> would help with triggering appropriate translations into other formats
> (or to distinguish these from eg RDF lists used to encode OWL syntax.)

Of course there are a number of ways to express this, both in Turtle and in
JSON-LD. Robert asked us to add a syntactic shortcut in JSON-LD to simplify
it. This would complicate the JSON-LD algorithms quite a bit and so we
looked for alternatives. The, in our opinion, cleanest approach would be to
introduce an intermediary node which references the list, something like

    ex:intnode x:prop x:value ;
               rdf:listItems (x:a, x:b, 27) .

We discussed using rdf:value for this, but Robert felt that something with
concreter semantics would be preferable. That's the reason why we wanted to
bring this up in the RDF WG instead of discussing it in the JSON-LD CG.

Robert, perhaps you can briefly describe your use case to the RDF WG? (using
public-rdf-comments@w3.org)


> >  It falls into a  similar category as other uncommon uses of the RDF
> List vocabulary:...
> 
> ...no, it doesn't. See remark below.
> 
> Pat
> 
> > other uncommon uses of the RDF List vocabulary:
> > http://www.w3.org/TR/rdf-schema/#ch_collectionvocab
> > [[
> > Note: RDFS does not require that there be only one first element of a
> list-like structure, or even that a list-like structure have a first
> element.
> > ]]
> >
> > While not prohibited by RDF, such uncommon uses of the RDF list
> vocabulary are certainly seen by some as being somewhat anti-social.
> Thus, the question is whether such uses should be *encouraged*.


[...]
> >>> Lindström:  Right, the main argument when we had the issue, even
> >>> though it's in the Primer that says there is nothing preventing
> >>> lists from being described, multiple start properties, etc. None of
> >>> the core syntaxes allow it, it's not intended to be used like that.
> >>> [scribe assist by Manu Sporny] Niklas Lindström:  They're supposed
> >>> to be used as syntactic constructs.... model-wise, they're not
> >>> really a part of RDF.
> 
> That is not correct.
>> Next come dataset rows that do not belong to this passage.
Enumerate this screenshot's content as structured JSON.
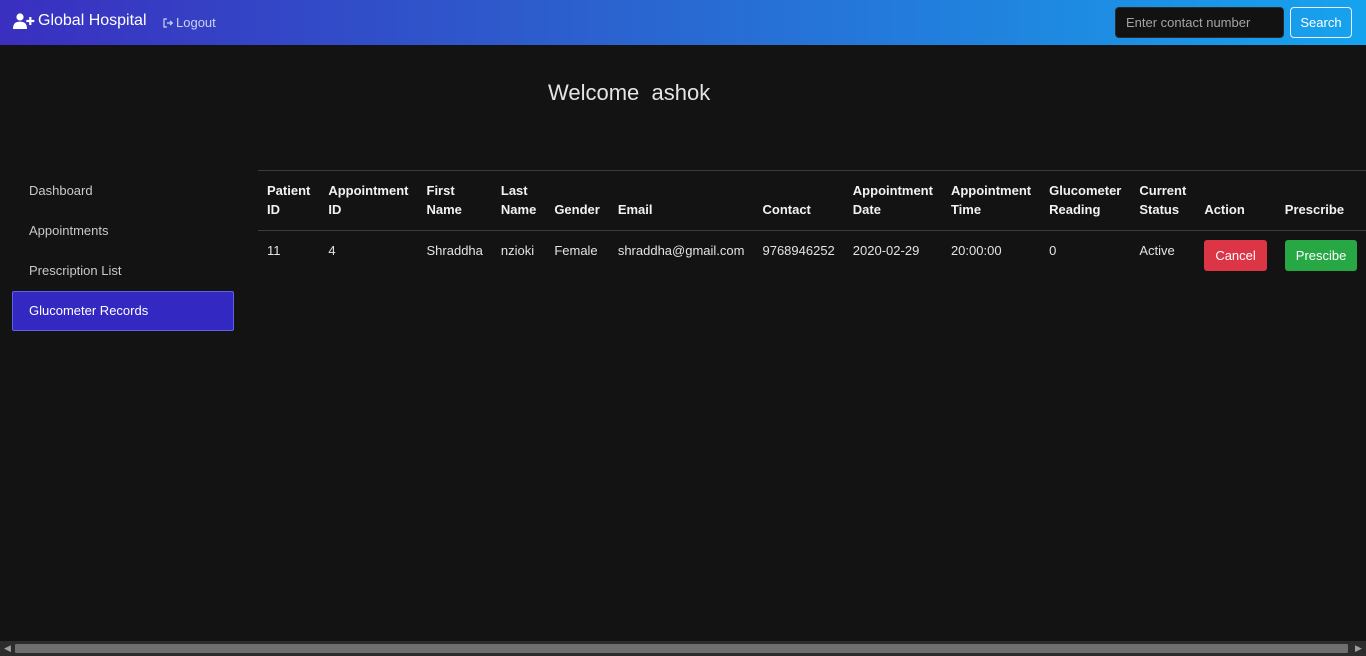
{
  "navbar": {
    "brand": "Global Hospital",
    "brand_icon": "user-plus-icon",
    "logout_label": "Logout",
    "logout_icon": "sign-out-icon",
    "search_placeholder": "Enter contact number",
    "search_value": "",
    "search_button": "Search"
  },
  "welcome": {
    "text": "Welcome  ashok"
  },
  "sidebar": {
    "items": [
      {
        "label": "Dashboard",
        "active": false
      },
      {
        "label": "Appointments",
        "active": false
      },
      {
        "label": "Prescription List",
        "active": false
      },
      {
        "label": "Glucometer Records",
        "active": true
      }
    ],
    "active_color": "#3328c2"
  },
  "table": {
    "columns": [
      [
        "Patient",
        "ID"
      ],
      [
        "Appointment",
        "ID"
      ],
      [
        "First",
        "Name"
      ],
      [
        "Last",
        "Name"
      ],
      [
        "",
        "Gender"
      ],
      [
        "",
        "Email"
      ],
      [
        "",
        "Contact"
      ],
      [
        "Appointment",
        "Date"
      ],
      [
        "Appointment",
        "Time"
      ],
      [
        "Glucometer",
        "Reading"
      ],
      [
        "Current",
        "Status"
      ],
      [
        "",
        "Action"
      ],
      [
        "",
        "Prescribe"
      ]
    ],
    "rows": [
      {
        "patient_id": "11",
        "appointment_id": "4",
        "first_name": "Shraddha",
        "last_name": "nzioki",
        "gender": "Female",
        "email": "shraddha@gmail.com",
        "contact": "9768946252",
        "appointment_date": "2020-02-29",
        "appointment_time": "20:00:00",
        "glucometer_reading": "0",
        "current_status": "Active",
        "action_button": "Cancel",
        "prescribe_button": "Prescibe"
      }
    ]
  },
  "colors": {
    "background": "#131313",
    "danger": "#dc3545",
    "success": "#28a745",
    "navbar_gradient_start": "#3a2fc0",
    "navbar_gradient_end": "#16a3ee"
  }
}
Collections were intended to be an integral part
> of RDF. They were used by OWL as a syntactic device for encoding OWL
> syntax in RDF, making them unavailable inside OWL, but that is an
> OWL/RDF issue. (IMO, with hindsight, this was a serious mistake in
> designing the OWL/RDF layering. But I was there at the time and didn't
> see the danger myself, so mia culpa.)


--
Markus Lanthaler
@markuslanthaler
Received on Wednesday, 3 July 2013 09:19:53 UTC

This archive was generated by hypermail 2.4.0 : Friday, 17 January 2020 16:18:38 UTC